*ABOUT THIS TASK*
Every line in the data below that includes "scroll" belongs in the answer, copied as it stands.

*TASK MATERIAL*
Start of Block
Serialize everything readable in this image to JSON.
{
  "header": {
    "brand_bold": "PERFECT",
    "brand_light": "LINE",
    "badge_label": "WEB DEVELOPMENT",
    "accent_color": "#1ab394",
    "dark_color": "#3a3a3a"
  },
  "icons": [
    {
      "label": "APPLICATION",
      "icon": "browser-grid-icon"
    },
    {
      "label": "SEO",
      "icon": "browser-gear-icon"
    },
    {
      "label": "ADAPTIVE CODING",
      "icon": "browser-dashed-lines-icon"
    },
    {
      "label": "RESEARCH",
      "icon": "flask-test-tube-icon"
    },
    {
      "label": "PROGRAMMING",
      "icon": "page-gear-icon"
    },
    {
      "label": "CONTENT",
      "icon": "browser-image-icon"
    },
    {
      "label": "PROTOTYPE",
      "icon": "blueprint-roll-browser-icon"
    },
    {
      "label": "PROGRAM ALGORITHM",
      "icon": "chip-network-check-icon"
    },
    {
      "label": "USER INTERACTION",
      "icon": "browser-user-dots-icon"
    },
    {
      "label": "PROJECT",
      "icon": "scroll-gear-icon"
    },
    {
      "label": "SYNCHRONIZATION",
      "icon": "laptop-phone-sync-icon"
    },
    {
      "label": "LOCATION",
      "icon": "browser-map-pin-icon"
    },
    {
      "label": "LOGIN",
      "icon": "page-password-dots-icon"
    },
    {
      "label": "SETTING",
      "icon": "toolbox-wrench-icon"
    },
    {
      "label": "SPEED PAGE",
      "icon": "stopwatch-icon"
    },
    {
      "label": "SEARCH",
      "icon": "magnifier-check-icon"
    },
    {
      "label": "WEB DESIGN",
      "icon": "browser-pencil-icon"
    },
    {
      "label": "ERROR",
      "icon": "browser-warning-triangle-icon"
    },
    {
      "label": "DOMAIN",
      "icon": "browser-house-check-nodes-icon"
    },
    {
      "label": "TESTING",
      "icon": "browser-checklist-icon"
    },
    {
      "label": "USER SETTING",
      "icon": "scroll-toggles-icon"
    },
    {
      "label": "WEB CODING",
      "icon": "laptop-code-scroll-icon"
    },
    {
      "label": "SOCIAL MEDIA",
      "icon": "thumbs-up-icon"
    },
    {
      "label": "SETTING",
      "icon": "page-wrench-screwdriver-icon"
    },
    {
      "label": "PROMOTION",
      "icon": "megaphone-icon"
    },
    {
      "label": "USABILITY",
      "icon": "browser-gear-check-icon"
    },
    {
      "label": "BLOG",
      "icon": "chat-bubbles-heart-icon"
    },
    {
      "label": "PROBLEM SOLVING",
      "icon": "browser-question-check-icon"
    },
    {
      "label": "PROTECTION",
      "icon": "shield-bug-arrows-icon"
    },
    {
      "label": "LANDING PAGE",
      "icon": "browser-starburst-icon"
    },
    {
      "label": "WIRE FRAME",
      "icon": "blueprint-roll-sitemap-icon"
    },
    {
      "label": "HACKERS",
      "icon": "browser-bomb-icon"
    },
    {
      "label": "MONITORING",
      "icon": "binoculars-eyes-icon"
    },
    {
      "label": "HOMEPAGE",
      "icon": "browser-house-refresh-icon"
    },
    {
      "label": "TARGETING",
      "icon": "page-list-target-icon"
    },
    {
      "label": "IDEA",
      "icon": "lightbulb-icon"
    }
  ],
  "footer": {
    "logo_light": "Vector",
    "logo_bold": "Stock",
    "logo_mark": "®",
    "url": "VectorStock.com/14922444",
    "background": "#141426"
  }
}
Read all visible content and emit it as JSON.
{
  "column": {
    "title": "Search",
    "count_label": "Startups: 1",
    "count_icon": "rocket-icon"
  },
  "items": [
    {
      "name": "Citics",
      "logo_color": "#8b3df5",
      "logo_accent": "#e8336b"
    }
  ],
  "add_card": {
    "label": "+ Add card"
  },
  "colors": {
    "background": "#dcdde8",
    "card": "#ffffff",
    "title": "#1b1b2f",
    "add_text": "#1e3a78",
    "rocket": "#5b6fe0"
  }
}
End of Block
*TASK RESULT*
      "icon": "scroll-gear-icon"
      "icon": "scroll-toggles-icon"
      "icon": "laptop-code-scroll-icon"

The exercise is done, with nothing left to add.